Work to be completed> Please write out each entry below exactly as it appears.

Provided information>
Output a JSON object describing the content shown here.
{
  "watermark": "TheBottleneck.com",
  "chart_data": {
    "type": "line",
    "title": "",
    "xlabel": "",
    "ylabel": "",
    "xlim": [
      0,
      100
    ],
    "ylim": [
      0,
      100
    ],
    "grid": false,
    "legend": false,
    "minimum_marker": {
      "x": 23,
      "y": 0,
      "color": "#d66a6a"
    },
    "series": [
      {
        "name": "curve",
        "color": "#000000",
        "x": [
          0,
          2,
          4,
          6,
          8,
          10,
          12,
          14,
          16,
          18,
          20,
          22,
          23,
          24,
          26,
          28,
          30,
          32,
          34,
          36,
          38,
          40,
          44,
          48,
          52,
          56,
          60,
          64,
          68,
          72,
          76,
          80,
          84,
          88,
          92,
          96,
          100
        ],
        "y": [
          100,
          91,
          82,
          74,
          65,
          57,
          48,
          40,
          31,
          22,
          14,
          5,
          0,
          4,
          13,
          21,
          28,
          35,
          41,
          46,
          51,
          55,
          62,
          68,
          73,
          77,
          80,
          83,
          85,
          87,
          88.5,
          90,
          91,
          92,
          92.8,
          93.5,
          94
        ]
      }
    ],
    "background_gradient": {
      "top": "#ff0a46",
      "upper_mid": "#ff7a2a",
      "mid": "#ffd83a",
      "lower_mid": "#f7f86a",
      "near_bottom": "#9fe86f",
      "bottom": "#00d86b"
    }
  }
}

Answer box>
Output a JSON object describing the content shown here.
{
  "watermark": "TheBottleneck.com",
  "chart_data": {
    "type": "line",
    "title": "",
    "xlabel": "",
    "ylabel": "",
    "xlim": [
      0,
      100
    ],
    "ylim": [
      0,
      100
    ],
    "grid": false,
    "legend": false,
    "minimum_marker": {
      "x": 23,
      "y": 0,
      "color": "#d66a6a"
    },
    "series": [
      {
        "name": "curve",
        "color": "#000000",
        "x": [
          0,
          2,
          4,
          6,
          8,
          10,
          12,
          14,
          16,
          18,
          20,
          22,
          23,
          24,
          26,
          28,
          30,
          32,
          34,
          36,
          38,
          40,
          44,
          48,
          52,
          56,
          60,
          64,
          68,
          72,
          76,
          80,
          84,
          88,
          92,
          96,
          100
        ],
        "y": [
          100,
          91,
          82,
          74,
          65,
          57,
          48,
          40,
          31,
          22,
          14,
          5,
          0,
          4,
          13,
          21,
          28,
          35,
          41,
          46,
          51,
          55,
          62,
          68,
          73,
          77,
          80,
          83,
          85,
          87,
          88.5,
          90,
          91,
          92,
          92.8,
          93.5,
          94
        ]
      }
    ],
    "background_gradient": {
      "top": "#ff0a46",
      "upper_mid": "#ff7a2a",
      "mid": "#ffd83a",
      "lower_mid": "#f7f86a",
      "near_bottom": "#9fe86f",
      "bottom": "#00d86b"
    }
  }
}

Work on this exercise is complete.